Nobody knows for sure what is back there but one theory is that it is the remains of Nefertiti, who some believe to be King Tut's mother, along with whatever items were buried with her when she died.
Specialists with National Geographic will carry out another round of scans this month to support the results. The scans also aim to examine the thickness of the walls and hopefully discover a way to enter the chamber.
Earlier this year, eight Egyptian Museum employees were accused of damaging the iconic Tutankhamun death mask in a botched attempt to glue his beard back on after accidentally knocking it off.
A year-long investigation into the damage resulted in the eight facing charges of negligence and violating professional standards. Reports suggested the mask was initially damaged when it was moved to repair an electrical fault to the display lights on the base.
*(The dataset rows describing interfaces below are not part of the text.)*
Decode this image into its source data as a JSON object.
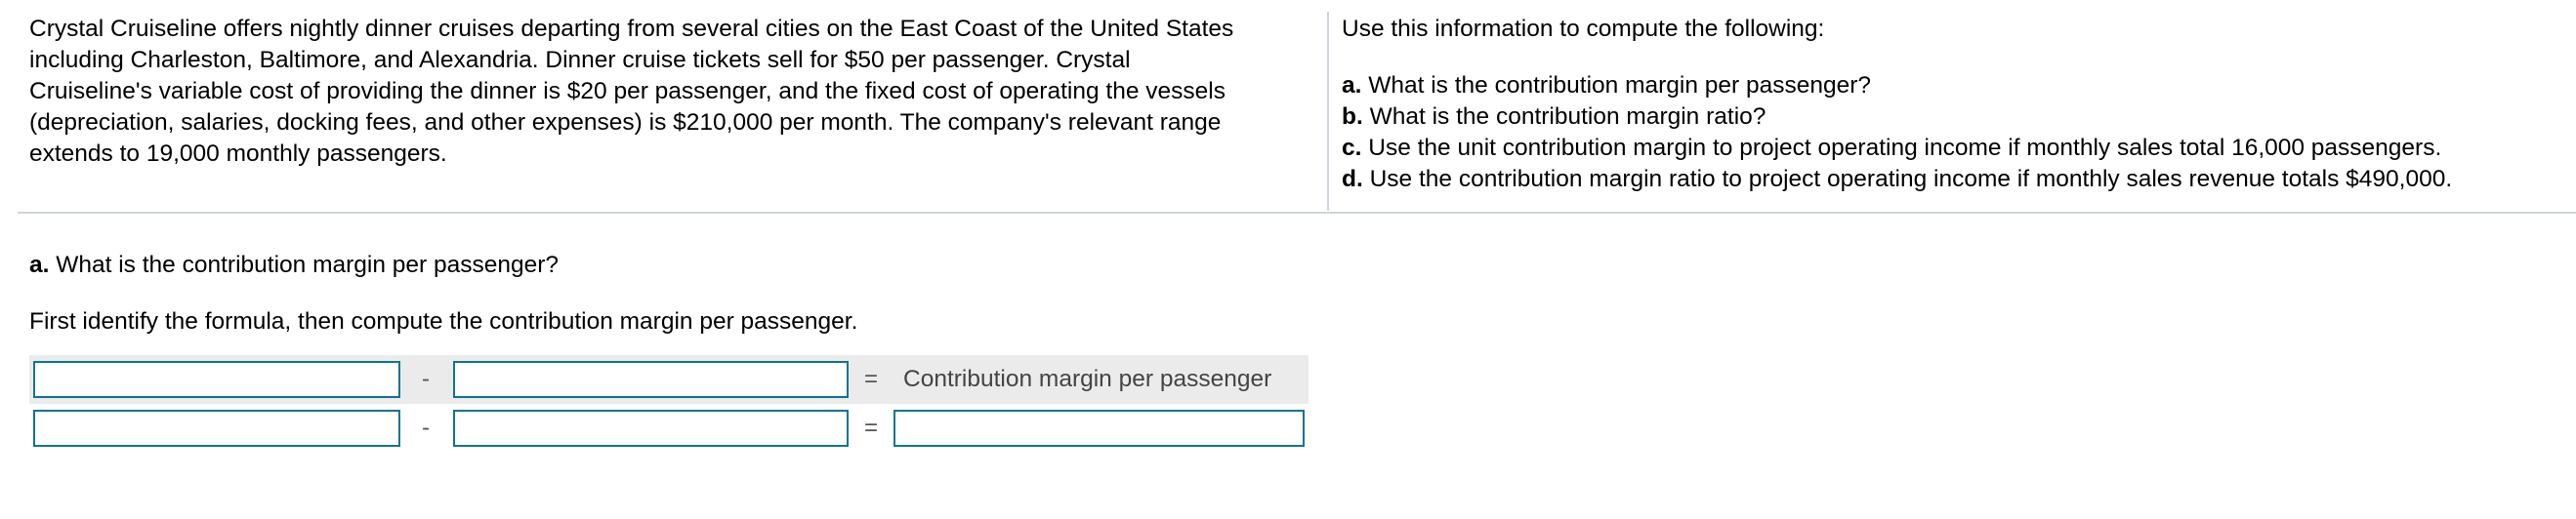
{
  "problem": {
    "intro_lines": [
      "Crystal Cruiseline offers nightly dinner cruises departing from several cities on the East Coast of the United States",
      "including Charleston, Baltimore, and Alexandria. Dinner cruise tickets sell for $50 per passenger. Crystal",
      "Cruiseline's variable cost of providing the dinner is $20 per passenger, and the fixed cost of operating the vessels",
      "(depreciation, salaries, docking fees, and other expenses) is $210,000 per month. The company's relevant range",
      "extends to 19,000 monthly passengers."
    ],
    "tasks_lead": "Use this information to compute the following:",
    "tasks": [
      {
        "letter": "a.",
        "text": " What is the contribution margin per passenger?"
      },
      {
        "letter": "b.",
        "text": " What is the contribution margin ratio?"
      },
      {
        "letter": "c.",
        "text": " Use the unit contribution margin to project operating income if monthly sales total 16,000 passengers."
      },
      {
        "letter": "d.",
        "text": " Use the contribution margin ratio to project operating income if monthly sales revenue totals $490,000."
      }
    ]
  },
  "question": {
    "letter": "a.",
    "title": " What is the contribution margin per passenger?",
    "instruction": "First identify the formula, then compute the contribution margin per passenger."
  },
  "formula": {
    "operator_minus": "-",
    "operator_equals": "=",
    "result_label": "Contribution margin per passenger",
    "formula_row": {
      "first_value": "",
      "second_value": ""
    },
    "answer_row": {
      "first_value": "",
      "second_value": "",
      "result_value": ""
    }
  },
  "colors": {
    "input_border": "#0c7590",
    "header_row_bg": "#ebebeb",
    "divider": "#cfd5df"
  }
}
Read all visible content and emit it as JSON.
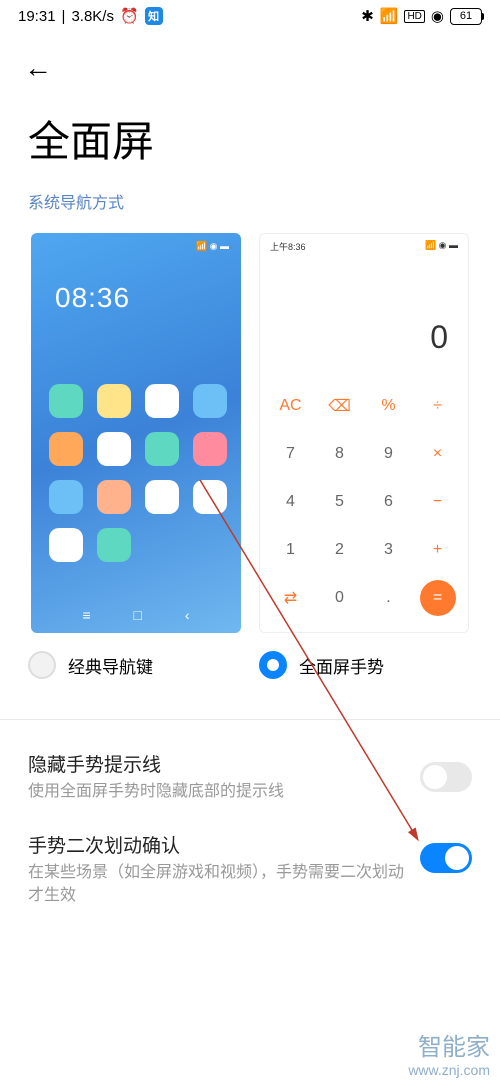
{
  "status": {
    "time": "19:31",
    "speed": "3.8K/s",
    "battery": "61"
  },
  "page": {
    "title": "全面屏",
    "section_label": "系统导航方式"
  },
  "preview_home": {
    "clock": "08:36",
    "icon_colors": [
      "#5ed8c0",
      "#ffe48a",
      "#ffffff",
      "#6dc0f5",
      "#ffa85a",
      "#ffffff",
      "#5ed8c0",
      "#ff8b9e",
      "#6dc0f5",
      "#ffb28b",
      "#ffffff",
      "#ffffff",
      "#ffffff",
      "#5ed8c0"
    ]
  },
  "preview_calc": {
    "status_time": "上午8:36",
    "display": "0",
    "rows": [
      [
        "AC",
        "⌫",
        "%",
        "÷"
      ],
      [
        "7",
        "8",
        "9",
        "×"
      ],
      [
        "4",
        "5",
        "6",
        "−"
      ],
      [
        "1",
        "2",
        "3",
        "+"
      ],
      [
        "⇄",
        "0",
        ".",
        "="
      ]
    ],
    "ops": [
      "AC",
      "⌫",
      "%",
      "÷",
      "×",
      "−",
      "+",
      "⇄",
      "="
    ]
  },
  "options": {
    "classic": "经典导航键",
    "gesture": "全面屏手势"
  },
  "settings": {
    "hide_line": {
      "title": "隐藏手势提示线",
      "desc": "使用全面屏手势时隐藏底部的提示线",
      "on": false
    },
    "double_swipe": {
      "title": "手势二次划动确认",
      "desc": "在某些场景（如全屏游戏和视频），手势需要二次划动才生效",
      "on": true
    }
  },
  "watermark": {
    "cn": "智能家",
    "url": "www.znj.com"
  }
}
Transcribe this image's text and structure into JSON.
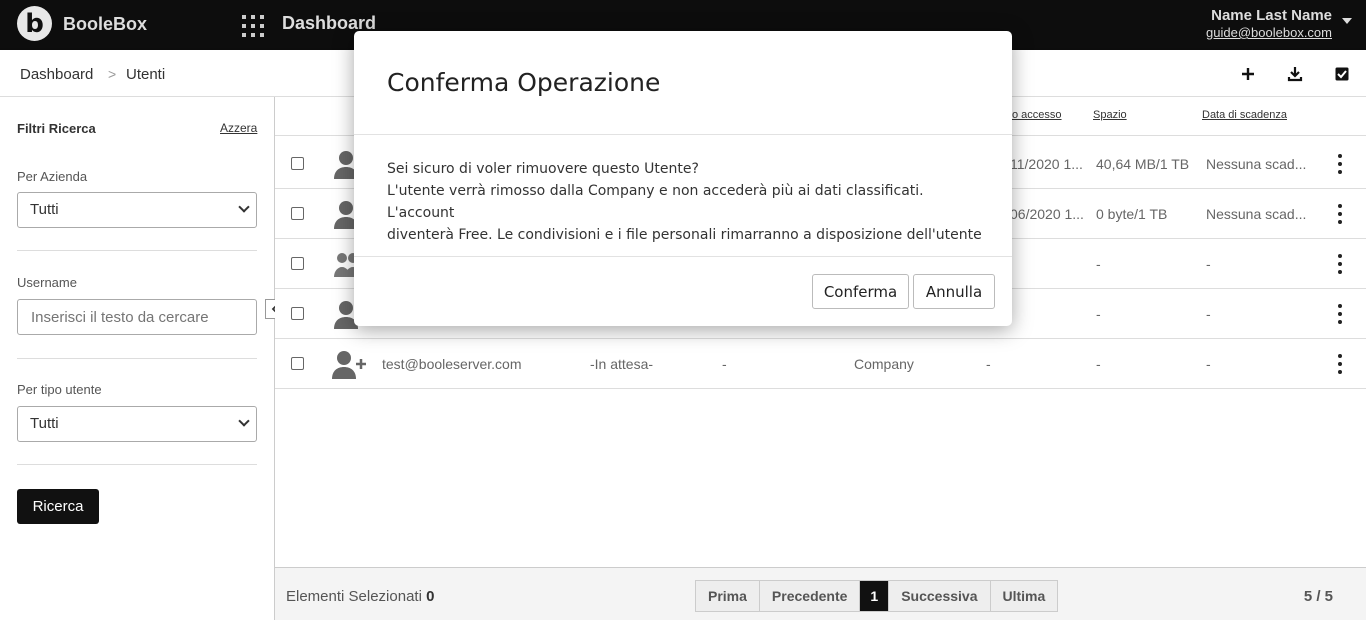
{
  "topbar": {
    "logo_letter": "b",
    "brand": "BooleBox",
    "title": "Dashboard",
    "user_name": "Name Last Name",
    "user_email": "guide@boolebox.com"
  },
  "breadcrumb": {
    "root": "Dashboard",
    "separator": ">",
    "current": "Utenti"
  },
  "toolbar": {
    "add_icon": "plus-icon",
    "download_icon": "download-icon",
    "select_icon": "checkbox-checked-icon"
  },
  "sidebar": {
    "title": "Filtri Ricerca",
    "reset": "Azzera",
    "company_label": "Per Azienda",
    "company_value": "Tutti",
    "username_label": "Username",
    "username_placeholder": "Inserisci il testo da cercare",
    "usertype_label": "Per tipo utente",
    "usertype_value": "Tutti",
    "search_button": "Ricerca"
  },
  "table": {
    "headers": {
      "last_access": "o accesso",
      "space": "Spazio",
      "expiry": "Data di scadenza"
    },
    "rows": [
      {
        "icon": "user-icon",
        "last_access": "11/2020 1...",
        "space": "40,64 MB/1 TB",
        "expiry": "Nessuna scad..."
      },
      {
        "icon": "user-icon",
        "last_access": "06/2020 1...",
        "space": "0 byte/1 TB",
        "expiry": "Nessuna scad..."
      },
      {
        "icon": "user-group-icon",
        "last_access": "",
        "space": "-",
        "expiry": "-"
      },
      {
        "icon": "user-icon",
        "last_access": "",
        "space": "-",
        "expiry": "-"
      },
      {
        "icon": "user-add-icon",
        "username": "test@booleserver.com",
        "status": "-In attesa-",
        "col3": "-",
        "type": "Company",
        "last_access": "-",
        "space": "-",
        "expiry": "-"
      }
    ]
  },
  "footer": {
    "selected_label": "Elementi Selezionati",
    "selected_count": "0",
    "pager": [
      "Prima",
      "Precedente",
      "1",
      "Successiva",
      "Ultima"
    ],
    "total": "5 / 5"
  },
  "modal": {
    "title": "Conferma Operazione",
    "line1": "Sei sicuro di voler rimuovere questo Utente?",
    "line2": "L'utente verrà rimosso dalla Company e non accederà più ai dati classificati. L'account",
    "line3": "diventerà Free. Le condivisioni e i file personali rimarranno a disposizione dell'utente",
    "confirm": "Conferma",
    "cancel": "Annulla"
  }
}
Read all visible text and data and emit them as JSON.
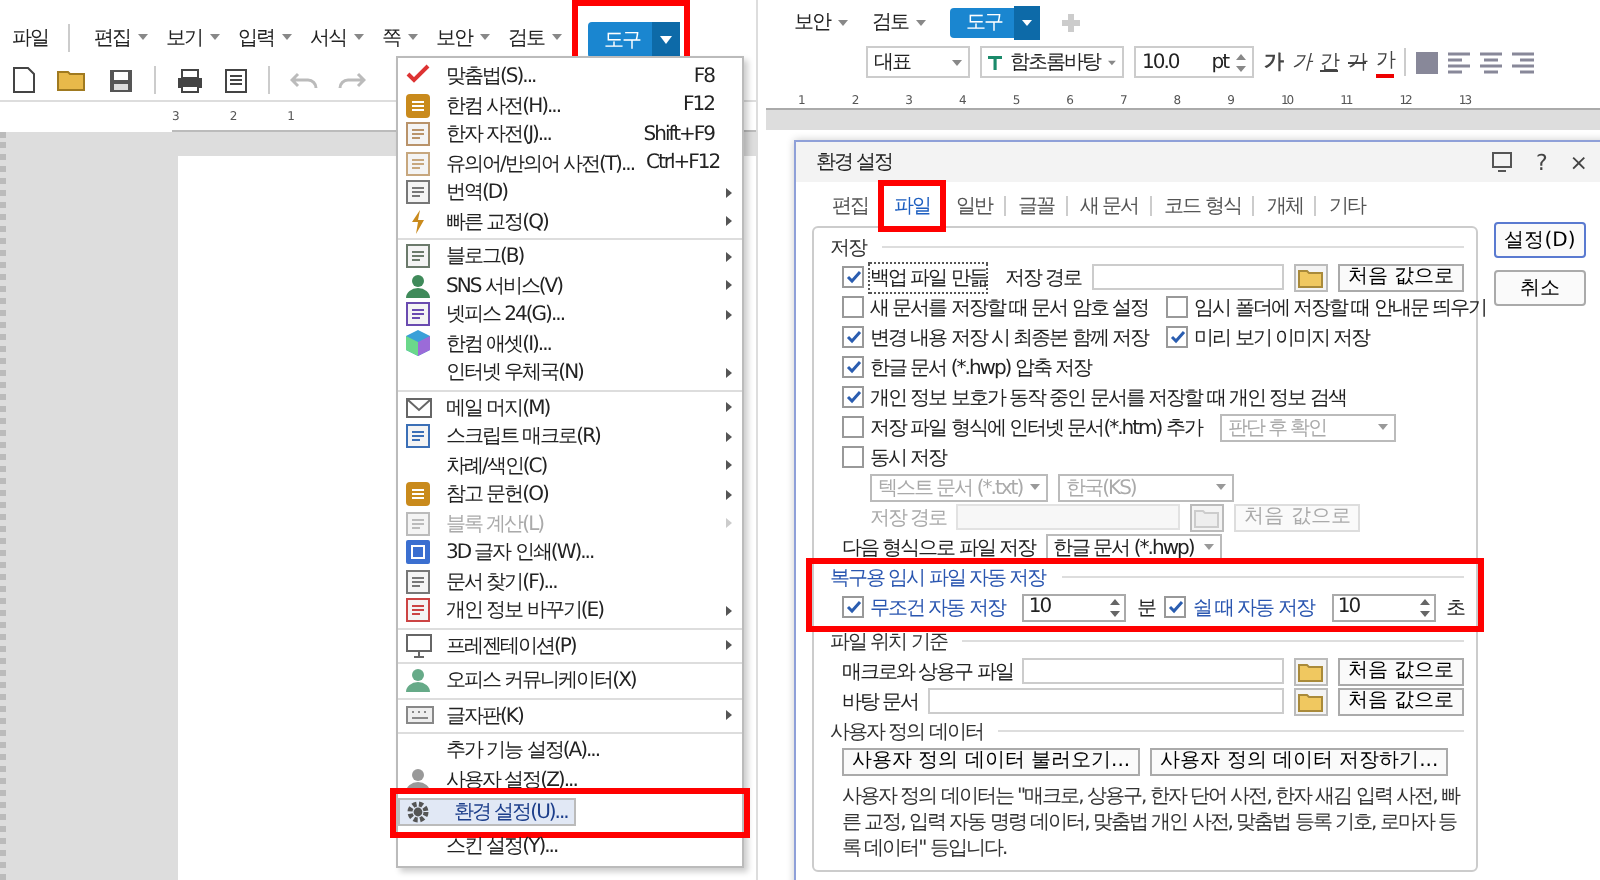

The accused tried several times to reattach the beard with the wrong glue to cover up the damage.